Thinking about books in this way can serve us well enough, but we have to be careful. Different technologies have different possibilities for use—for instance, a tablet is multifunctional, whereas a printed book only does one thing—and exist in different social climates—for instance, a person may not feel comfortable using their smartphone in a certain part of a city. Both these things present affordances which constrain and enable how we use technology. And since books are presented through technology (we don’t live in the world of The Matrix yet), each book has a set of affordances through which a reader’s interaction with that book unfolds.
In many cases, a text presented in different technologies might be close enough that we’d be justified calling them all the “same.” For instance, the book White Noise by Don DeLillo presents a narrative that seems to be conveyed similarly whether it’s read in print or listened to in audio form.

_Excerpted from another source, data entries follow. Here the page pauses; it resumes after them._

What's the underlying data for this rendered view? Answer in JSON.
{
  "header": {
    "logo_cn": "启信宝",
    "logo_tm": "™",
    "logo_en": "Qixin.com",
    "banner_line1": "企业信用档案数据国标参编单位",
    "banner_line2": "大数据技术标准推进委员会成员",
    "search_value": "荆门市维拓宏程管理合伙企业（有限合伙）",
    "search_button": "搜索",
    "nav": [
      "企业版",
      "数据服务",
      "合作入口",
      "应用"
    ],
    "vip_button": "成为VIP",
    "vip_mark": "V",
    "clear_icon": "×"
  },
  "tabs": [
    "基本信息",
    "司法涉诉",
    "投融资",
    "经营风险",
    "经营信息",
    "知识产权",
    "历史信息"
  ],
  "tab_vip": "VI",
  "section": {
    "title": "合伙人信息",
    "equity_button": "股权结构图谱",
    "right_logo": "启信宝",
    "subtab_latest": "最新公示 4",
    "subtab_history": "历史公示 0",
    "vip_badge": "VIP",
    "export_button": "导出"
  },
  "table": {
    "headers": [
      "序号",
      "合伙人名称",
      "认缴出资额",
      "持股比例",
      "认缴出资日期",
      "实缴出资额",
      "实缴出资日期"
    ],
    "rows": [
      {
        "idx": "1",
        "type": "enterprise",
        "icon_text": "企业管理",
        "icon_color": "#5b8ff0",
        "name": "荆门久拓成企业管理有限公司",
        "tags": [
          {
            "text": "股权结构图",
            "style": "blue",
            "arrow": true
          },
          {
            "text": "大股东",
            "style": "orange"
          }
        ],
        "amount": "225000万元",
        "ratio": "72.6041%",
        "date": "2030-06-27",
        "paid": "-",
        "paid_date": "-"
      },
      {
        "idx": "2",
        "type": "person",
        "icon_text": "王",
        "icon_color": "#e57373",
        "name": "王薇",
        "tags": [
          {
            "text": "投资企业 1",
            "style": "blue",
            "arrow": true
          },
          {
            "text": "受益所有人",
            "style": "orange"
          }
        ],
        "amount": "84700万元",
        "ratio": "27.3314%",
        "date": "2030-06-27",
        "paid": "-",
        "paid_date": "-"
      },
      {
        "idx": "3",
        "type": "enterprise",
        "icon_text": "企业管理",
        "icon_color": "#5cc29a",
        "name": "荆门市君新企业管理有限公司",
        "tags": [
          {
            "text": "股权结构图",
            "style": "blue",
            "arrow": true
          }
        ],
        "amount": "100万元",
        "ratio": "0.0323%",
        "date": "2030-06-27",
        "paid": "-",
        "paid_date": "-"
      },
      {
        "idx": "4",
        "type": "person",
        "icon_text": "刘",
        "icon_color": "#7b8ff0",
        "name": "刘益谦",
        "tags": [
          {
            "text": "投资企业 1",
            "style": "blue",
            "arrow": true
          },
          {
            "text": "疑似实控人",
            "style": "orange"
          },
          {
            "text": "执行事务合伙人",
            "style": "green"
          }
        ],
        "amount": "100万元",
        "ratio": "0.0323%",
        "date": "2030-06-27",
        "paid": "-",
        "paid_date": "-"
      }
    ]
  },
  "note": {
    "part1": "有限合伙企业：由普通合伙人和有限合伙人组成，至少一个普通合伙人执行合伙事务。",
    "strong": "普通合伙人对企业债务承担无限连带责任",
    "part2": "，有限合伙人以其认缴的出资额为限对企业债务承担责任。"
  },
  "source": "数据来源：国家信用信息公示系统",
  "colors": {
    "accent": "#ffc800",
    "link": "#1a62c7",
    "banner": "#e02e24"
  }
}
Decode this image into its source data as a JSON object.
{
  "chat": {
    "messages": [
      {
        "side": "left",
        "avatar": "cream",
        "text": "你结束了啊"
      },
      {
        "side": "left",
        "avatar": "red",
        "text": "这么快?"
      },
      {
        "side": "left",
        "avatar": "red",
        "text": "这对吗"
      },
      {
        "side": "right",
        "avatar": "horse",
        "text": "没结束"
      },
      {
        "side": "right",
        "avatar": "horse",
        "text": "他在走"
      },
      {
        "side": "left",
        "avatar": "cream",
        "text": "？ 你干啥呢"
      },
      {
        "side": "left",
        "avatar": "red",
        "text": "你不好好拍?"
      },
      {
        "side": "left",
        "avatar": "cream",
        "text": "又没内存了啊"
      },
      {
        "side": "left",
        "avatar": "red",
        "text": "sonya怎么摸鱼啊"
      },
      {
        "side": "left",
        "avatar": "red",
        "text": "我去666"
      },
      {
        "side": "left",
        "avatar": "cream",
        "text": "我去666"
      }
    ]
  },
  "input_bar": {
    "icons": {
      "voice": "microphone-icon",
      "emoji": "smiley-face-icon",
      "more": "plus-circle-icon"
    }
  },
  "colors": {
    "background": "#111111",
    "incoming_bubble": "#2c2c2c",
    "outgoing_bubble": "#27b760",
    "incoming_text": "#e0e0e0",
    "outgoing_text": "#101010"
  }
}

But some authors specifically take advantage of the possibilities of a technology in making their book. I call this “entanglement,” because in books like this, the form and the content become entangled to a degree that can’t reasonably be ignored. An example of this is the book The Neverending Story, in which different colors are used in order to present the narrative—and the narrative is diminished in editions that print it in only black ink.
At iConference this year, I presented a study I did on people’s experiences reading two books I felt were entangled in a similar way—Ulysses, by James Joyce, and Infinite Jest, by David Foster Wallace—to see how people experienced these books in print, audiobook and Kindle formats. What I found was that, though people in all formats “got” what the books were about in terms of content (plot, themes), only the people who read the print editions talked about having deep, transformative, personal experiences with the books.
Now, this isn’t to say that print is better and that’s the end of the story. Rather, what I conclude from this study is that a book is likely best in the form its author intended, particularly when it is entangled. When a book is adapted, it is wrested from that entanglement and becomes, as a result, impoverished. While this cannot be seen if we think of a book as just the verbal content of its text, it is quite visible when the reader’s experience is taken into account. What’s important to note in all this is that audiobooks can be entangled just as can movies and webcomics.
What results is an important lesson for publishers and designers who are adapting books from one format to another: Put the reader’s experience first.
If you’re interested in reading more, I’d invite you to read my paper “Novel Experiences: On Page, In Ear, On Screen,” which is available in the open-access iConference 2016 proceedings. You may also be interested in the book Scrolling Forward: Making Sense of Documents in the Digital Age, by David Levy, and others that I have listed on my Reading List page.